  • Newari: “put the sign in one’s bodies” (Source: Newari Back Translation)

complete verse (Acts 21:21)

Following are a number of back-translations of Acts 21:21:

  • Uma: “Yet they also have heard news criticizing you(s). They heard that you(s) teach the Yahudi people who dwell-as-foreigners with the non-Yahudi people so that they no longer follow the Law of Musa. You(s) teach them not to circumcise their children any longer and not to follow any longer the custom of our elders long ago.” (Source: Uma Back Translation)
  • Yakan: “They have been told about you, that you teach reportedly (ko’) to all the Yahudi living in the places of other tribes, that they should no longer follow/obey the law of Musa. You say reportedly that they no longer should circumcise their children and they no longer should follow the customs of the Yahudi tribe.” (Source: Yakan Back Translation)
  • Western Bukidnon Manobo: “They have heard a report that our companion Jews that are in the towns where the Gentiles live, they heard that you teach them that they should stop keeping the law that was left behind long ago by Moses. You teach them, they say, that they should not circumcize their male children, and that they should no longer follow the customs of us (incl.) Jews.” (Source: Western Bukidnon Manobo Back Translation)
  • Kankanaey: “They have heard that you (singular) have reportedly been teaching the Jews who live in the many-towns of the Gentiles that they turn-their -backs-on the commands of Moses and that they not circumcise their children and moreover that they not follow the customs of us Jews.” (Source: Kankanaey Back Translation)
  • Tagbanwa: “They have heard news that you are always teaching to all the Jews in the lands where you have gone that they now let go of the laws of Moises.
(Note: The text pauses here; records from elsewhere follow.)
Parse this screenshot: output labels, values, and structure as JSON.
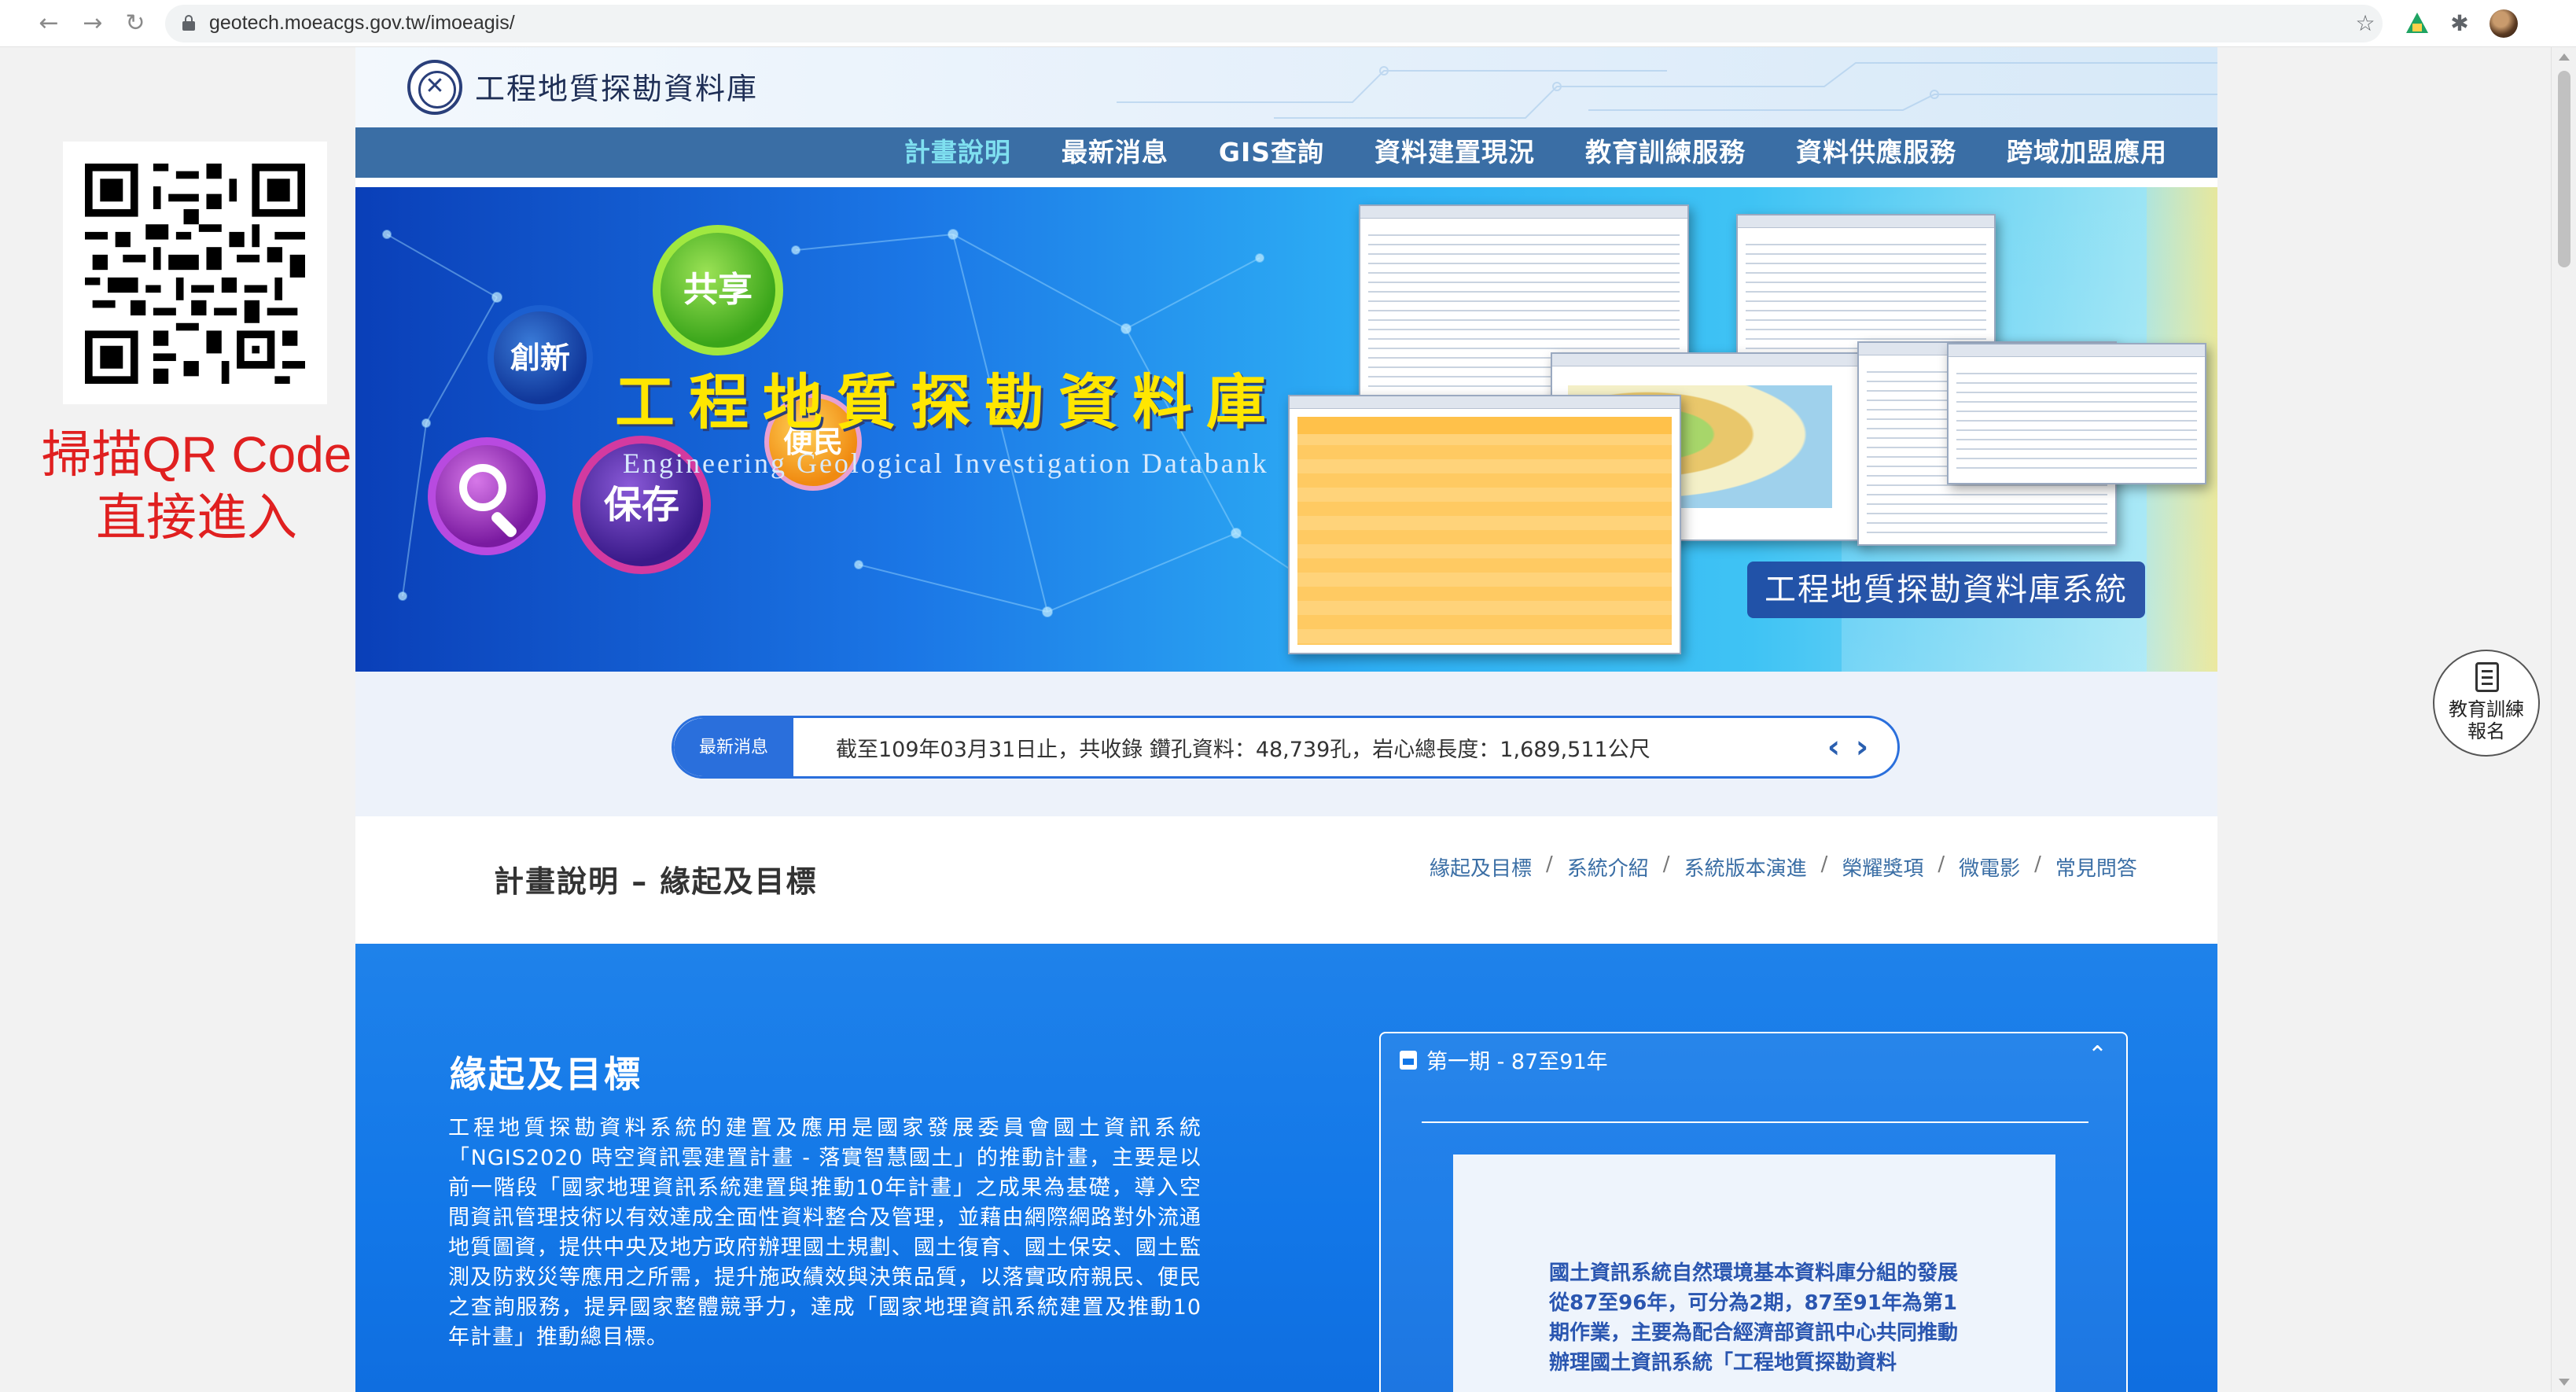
{
  "browser": {
    "url": "geotech.moeacgs.gov.tw/imoeagis/",
    "icons": [
      "back-arrow-icon",
      "forward-arrow-icon",
      "reload-icon",
      "lock-icon",
      "star-icon",
      "drive-icon",
      "extensions-icon",
      "avatar"
    ]
  },
  "qr_panel": {
    "scan_line1": "掃描QR Code",
    "scan_line2": "直接進入",
    "color": "#e02020"
  },
  "header": {
    "site_title": "工程地質探勘資料庫"
  },
  "nav": {
    "items": [
      {
        "label": "計畫說明",
        "active": true
      },
      {
        "label": "最新消息"
      },
      {
        "label": "GIS查詢"
      },
      {
        "label": "資料建置現況"
      },
      {
        "label": "教育訓練服務"
      },
      {
        "label": "資料供應服務"
      },
      {
        "label": "跨域加盟應用"
      }
    ],
    "bg_color": "#3a6ea5",
    "active_color": "#7fe0f0"
  },
  "banner": {
    "bubbles": {
      "innovate": "創新",
      "share": "共享",
      "preserve": "保存",
      "convenient": "便民"
    },
    "title": "工程地質探勘資料庫",
    "subtitle": "Engineering Geological Investigation Databank",
    "caption": "工程地質探勘資料庫系統"
  },
  "news": {
    "badge": "最新消息",
    "text": "截至109年03月31日止，共收錄 鑽孔資料：48,739孔，岩心總長度：1,689,511公尺",
    "prev": "‹",
    "next": "›"
  },
  "section": {
    "title": "計畫說明 – 緣起及目標",
    "subnav": [
      "緣起及目標",
      "系統介紹",
      "系統版本演進",
      "榮耀獎項",
      "微電影",
      "常見問答"
    ],
    "separator": "/"
  },
  "intro": {
    "title": "緣起及目標",
    "body": "工程地質探勘資料系統的建置及應用是國家發展委員會國土資訊系統「NGIS2020 時空資訊雲建置計畫 - 落實智慧國土」的推動計畫，主要是以前一階段「國家地理資訊系統建置與推動10年計畫」之成果為基礎，導入空間資訊管理技術以有效達成全面性資料整合及管理，並藉由網際網路對外流通地質圖資，提供中央及地方政府辦理國土規劃、國土復育、國土保安、國土監測及防救災等應用之所需，提升施政績效與決策品質，以落實政府親民、便民之查詢服務，提昇國家整體競爭力，達成「國家地理資訊系統建置及推動10年計畫」推動總目標。"
  },
  "phase": {
    "heading": "第一期 - 87至91年",
    "caret": "⌃",
    "text": "國土資訊系統自然環境基本資料庫分組的發展從87至96年，可分為2期，87至91年為第1期作業，主要為配合經濟部資訊中心共同推動辦理國土資訊系統「工程地質探勘資料"
  },
  "float_button": {
    "line1": "教育訓練",
    "line2": "報名"
  }
}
You are saying, it’s said, that they are no longer to circumcize their sons and no longer follow/obey all the customs handed down to us by Moises.” (Source: Tagbanwa Back Translation)

Moses

The name that is transliterated as “Moses” in English is signed in Spanish Sign Language in accordance with the depiction of Moses in the famous statue by Michelangelo (see here). (Source: John Elwode in The Bible Translator 2008, p. 78ff.)


“Moses” in Spanish Sign Language (source)

Another depiction in Spanish Sign Language (source: Carlos Moreno Sastre):

The horns that are visible in Michelangelo’s statue are based on a passage in the Latin Vulgate translation (and many Catholic Bible translations that were translated through the 1950ies with that version as the source text). Jerome, the translator, had worked from a Hebrew text without the niqquds, the diacritical marks that signify the vowels in Hebrew and had interpreted the term קרו (k-r-n) in Exodus 34:29 as קֶ֫רֶן — keren “horned,” rather than קָרַו — karan “radiance” (describing the radiance of Moses’ head as he descends from Mount Sinai).

Even at the time of his translation, Jerome likely was not the only one making that decision as this recent article alludes to.